The third reasoning I’ll be talking about is the Critical events going on. A book, I read stated “ Although critics tend to agree about the thematic concerns of The Road Not Taken, They are less consistent in evaluating its success. John T. Ogilvie, in an article published in South Atlantic Quarterly, suggest that the road is a metaphor for writtly life and that the choice the speaker makes here “leads deeper into the wood” which “though they hold a sultry privacy, impose a stern isolation, an isolation endured not without cost” It also says “In this poem, she suggests that “rost acknowledge that life has limits, yet he indulges himself in the sentimental notion that we could be really different from what we have become. He treats romantic cliche on the level of the cliche; hence the appeal of the poem for many.” (Poetry for students volume 2) I had also read a few things on the internet and one website had said “The Road Not Taken” is one of Robert Frost’s most familiar and most popular poems. It is made up of four stanzas of five lines each, and each line has between eight and ten syllables in a roughly iambic rhythm; the lines in each stanza rhyme in an abab pattern. The popularity of the poem is largely a result of the simplicity of its symbolism: The speaker must choose between diverging paths in a wood, and he sees that choice as a metaphor for choosing between different directions in life. Nevertheless, for such a seemingly simple poem, it has been subject to very different interpretations of how the speaker feels about his situation and how the reader is to view the speaker. In 1961, Frost himself commented that “The Road Not Taken” is “a tricky poem, very tricky.” (Enotes The road not Taken Analysis)
The last I think is very important to know about this poem would have to be the meaning behind it all.
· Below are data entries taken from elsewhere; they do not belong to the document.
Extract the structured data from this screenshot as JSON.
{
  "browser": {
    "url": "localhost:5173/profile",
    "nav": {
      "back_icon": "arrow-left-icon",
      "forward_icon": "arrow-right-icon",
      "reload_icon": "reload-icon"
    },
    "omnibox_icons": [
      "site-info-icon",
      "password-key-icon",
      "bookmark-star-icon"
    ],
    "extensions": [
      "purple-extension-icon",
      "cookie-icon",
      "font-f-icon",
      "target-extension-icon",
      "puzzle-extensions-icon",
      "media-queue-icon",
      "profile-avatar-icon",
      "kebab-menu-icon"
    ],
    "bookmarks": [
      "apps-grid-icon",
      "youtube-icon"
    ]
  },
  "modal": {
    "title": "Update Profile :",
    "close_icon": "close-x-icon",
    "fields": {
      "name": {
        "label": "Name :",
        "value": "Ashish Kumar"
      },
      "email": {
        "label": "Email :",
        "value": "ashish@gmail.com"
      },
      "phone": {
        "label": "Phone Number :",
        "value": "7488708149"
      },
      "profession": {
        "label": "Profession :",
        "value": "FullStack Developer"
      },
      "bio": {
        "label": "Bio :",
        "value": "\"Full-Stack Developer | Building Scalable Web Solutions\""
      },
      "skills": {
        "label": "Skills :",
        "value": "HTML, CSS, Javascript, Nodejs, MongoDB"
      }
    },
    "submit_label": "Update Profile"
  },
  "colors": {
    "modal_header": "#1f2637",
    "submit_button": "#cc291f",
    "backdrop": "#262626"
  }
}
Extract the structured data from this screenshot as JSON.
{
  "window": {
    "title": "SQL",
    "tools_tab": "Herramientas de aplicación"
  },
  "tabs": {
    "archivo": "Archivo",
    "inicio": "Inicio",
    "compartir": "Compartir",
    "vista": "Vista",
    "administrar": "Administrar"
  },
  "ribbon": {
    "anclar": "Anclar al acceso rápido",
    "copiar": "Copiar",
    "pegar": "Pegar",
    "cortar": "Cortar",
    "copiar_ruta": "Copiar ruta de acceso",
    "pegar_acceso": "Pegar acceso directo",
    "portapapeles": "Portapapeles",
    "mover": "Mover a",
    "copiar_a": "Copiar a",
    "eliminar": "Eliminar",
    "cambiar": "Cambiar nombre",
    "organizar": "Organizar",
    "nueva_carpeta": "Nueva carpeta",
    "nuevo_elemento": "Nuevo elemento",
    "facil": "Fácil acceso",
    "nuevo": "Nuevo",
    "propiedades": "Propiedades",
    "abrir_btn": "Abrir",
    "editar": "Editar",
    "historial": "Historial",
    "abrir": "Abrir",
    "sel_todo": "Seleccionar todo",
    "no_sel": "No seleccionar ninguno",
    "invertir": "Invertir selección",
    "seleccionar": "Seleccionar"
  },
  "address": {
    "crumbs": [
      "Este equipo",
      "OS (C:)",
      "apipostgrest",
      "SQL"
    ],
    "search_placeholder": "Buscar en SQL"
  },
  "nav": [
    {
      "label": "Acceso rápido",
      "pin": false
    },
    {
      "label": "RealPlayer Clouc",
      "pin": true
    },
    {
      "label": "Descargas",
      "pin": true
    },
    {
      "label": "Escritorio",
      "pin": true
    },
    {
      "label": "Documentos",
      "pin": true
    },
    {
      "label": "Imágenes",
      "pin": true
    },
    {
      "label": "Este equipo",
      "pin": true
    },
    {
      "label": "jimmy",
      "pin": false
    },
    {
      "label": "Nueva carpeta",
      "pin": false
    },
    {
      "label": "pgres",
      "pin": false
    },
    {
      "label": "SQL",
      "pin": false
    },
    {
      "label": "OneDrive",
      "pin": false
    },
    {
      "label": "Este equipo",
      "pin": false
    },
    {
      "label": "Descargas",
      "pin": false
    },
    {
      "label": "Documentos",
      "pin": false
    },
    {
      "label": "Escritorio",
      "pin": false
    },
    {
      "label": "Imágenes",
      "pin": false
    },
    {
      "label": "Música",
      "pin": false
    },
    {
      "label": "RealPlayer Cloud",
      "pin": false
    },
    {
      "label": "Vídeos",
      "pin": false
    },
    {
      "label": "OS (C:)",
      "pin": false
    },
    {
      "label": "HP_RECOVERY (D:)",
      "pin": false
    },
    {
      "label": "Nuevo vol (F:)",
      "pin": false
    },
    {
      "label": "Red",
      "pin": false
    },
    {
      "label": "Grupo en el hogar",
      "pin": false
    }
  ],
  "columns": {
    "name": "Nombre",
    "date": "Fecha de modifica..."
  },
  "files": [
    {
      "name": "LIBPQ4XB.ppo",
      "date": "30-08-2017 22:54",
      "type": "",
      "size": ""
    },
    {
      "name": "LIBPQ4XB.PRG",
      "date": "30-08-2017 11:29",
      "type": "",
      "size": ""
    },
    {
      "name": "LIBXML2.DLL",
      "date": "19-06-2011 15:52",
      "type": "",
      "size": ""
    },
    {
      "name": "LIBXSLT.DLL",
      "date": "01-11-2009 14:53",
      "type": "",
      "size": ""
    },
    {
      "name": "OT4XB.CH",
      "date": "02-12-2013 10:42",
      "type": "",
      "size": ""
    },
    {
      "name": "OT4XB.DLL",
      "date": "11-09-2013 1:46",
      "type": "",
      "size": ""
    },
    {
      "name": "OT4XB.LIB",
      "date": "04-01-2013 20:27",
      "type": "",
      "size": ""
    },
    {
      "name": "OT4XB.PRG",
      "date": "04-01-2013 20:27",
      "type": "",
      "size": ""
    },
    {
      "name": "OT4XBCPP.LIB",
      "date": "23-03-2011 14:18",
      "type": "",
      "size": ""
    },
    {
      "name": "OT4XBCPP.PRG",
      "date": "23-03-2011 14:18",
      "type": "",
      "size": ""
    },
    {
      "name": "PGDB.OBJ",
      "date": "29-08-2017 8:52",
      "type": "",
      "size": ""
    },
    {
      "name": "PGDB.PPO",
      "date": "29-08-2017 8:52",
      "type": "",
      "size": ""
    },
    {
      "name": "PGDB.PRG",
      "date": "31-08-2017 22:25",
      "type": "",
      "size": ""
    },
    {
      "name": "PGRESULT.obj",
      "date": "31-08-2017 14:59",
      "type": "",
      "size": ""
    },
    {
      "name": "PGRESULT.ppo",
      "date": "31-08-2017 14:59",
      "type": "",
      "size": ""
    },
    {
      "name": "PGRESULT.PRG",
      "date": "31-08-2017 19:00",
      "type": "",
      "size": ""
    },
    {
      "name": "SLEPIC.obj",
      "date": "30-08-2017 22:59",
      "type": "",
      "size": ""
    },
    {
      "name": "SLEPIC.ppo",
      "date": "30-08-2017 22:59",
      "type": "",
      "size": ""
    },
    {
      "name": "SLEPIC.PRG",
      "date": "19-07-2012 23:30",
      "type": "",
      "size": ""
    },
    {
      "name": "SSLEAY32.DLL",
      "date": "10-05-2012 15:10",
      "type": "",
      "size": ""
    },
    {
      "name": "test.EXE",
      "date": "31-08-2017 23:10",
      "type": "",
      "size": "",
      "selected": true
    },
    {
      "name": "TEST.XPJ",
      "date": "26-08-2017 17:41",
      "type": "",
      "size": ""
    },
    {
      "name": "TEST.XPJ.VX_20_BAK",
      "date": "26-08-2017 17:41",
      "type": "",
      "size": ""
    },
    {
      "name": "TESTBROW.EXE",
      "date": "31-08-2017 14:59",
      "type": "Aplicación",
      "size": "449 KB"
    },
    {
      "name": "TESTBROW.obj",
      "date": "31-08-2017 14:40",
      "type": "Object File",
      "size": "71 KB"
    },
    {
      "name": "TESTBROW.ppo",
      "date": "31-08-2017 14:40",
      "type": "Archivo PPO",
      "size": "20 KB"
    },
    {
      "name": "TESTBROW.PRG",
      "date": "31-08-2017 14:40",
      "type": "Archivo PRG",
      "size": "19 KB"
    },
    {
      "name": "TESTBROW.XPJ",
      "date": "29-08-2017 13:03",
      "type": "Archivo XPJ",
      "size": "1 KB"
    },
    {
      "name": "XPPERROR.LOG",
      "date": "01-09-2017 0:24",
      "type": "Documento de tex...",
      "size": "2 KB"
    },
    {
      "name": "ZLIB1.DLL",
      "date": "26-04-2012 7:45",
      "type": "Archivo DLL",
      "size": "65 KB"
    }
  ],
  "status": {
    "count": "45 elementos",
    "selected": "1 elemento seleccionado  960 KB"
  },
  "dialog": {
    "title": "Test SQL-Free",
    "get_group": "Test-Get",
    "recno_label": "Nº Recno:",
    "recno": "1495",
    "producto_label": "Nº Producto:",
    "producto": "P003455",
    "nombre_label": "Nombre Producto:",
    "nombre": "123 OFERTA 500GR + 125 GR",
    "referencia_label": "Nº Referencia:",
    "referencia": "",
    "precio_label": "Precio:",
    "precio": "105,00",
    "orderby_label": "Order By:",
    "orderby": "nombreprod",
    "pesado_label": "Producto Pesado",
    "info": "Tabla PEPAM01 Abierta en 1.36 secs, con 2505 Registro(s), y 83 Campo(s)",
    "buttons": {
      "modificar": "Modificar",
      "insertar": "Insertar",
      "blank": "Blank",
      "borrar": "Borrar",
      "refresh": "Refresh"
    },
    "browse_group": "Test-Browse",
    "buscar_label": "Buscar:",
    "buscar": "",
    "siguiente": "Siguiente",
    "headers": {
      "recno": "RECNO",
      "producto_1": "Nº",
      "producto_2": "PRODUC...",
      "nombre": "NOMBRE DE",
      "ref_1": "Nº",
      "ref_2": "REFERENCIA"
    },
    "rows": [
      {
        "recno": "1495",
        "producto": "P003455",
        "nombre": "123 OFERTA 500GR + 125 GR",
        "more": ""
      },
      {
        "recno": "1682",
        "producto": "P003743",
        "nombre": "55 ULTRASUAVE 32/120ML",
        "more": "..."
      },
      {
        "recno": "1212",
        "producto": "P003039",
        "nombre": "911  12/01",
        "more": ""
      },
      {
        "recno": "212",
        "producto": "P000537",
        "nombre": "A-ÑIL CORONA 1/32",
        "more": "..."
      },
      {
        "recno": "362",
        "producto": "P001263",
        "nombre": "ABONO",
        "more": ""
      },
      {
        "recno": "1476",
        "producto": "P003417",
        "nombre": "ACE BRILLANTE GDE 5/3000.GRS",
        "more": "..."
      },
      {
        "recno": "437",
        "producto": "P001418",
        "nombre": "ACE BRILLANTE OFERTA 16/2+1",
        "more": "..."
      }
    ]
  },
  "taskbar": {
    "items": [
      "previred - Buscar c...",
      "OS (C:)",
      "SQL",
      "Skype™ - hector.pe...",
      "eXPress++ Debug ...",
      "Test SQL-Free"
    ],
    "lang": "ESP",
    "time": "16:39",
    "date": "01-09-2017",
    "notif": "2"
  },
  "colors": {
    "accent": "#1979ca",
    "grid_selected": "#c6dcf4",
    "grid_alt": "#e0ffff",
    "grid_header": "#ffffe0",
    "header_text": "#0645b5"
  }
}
I think Frost had a good point in writing this poem. ”The central message is that, in life, we are often presented with choices. When making a choice, one is required to make a decision. Viewing a choice as a fork in a path, it becomes clear that we must choose one direction or another, but not both.” (Owlcation, The Road Not Taken) This quote I had read on the internet is saying that people get to make a choice to go down a road. Obviously not a real road, but a road in life where they could have different outcomes and struggles along the way. But most people took the easy way out and don’t bother for the harder path because they either didn’t want to put up with it or maybe they weren’t up for the task. I had also read “this poem is not about taking the road less traveled, about individuality or uniqueness. This poem is about the road taken, to be sure, as well the road not taken, not necessarily the road less traveled. Any person who has made a decisive choice will agree that it is human nature to contemplate the ‘What if…’ had you made the choice you did not make.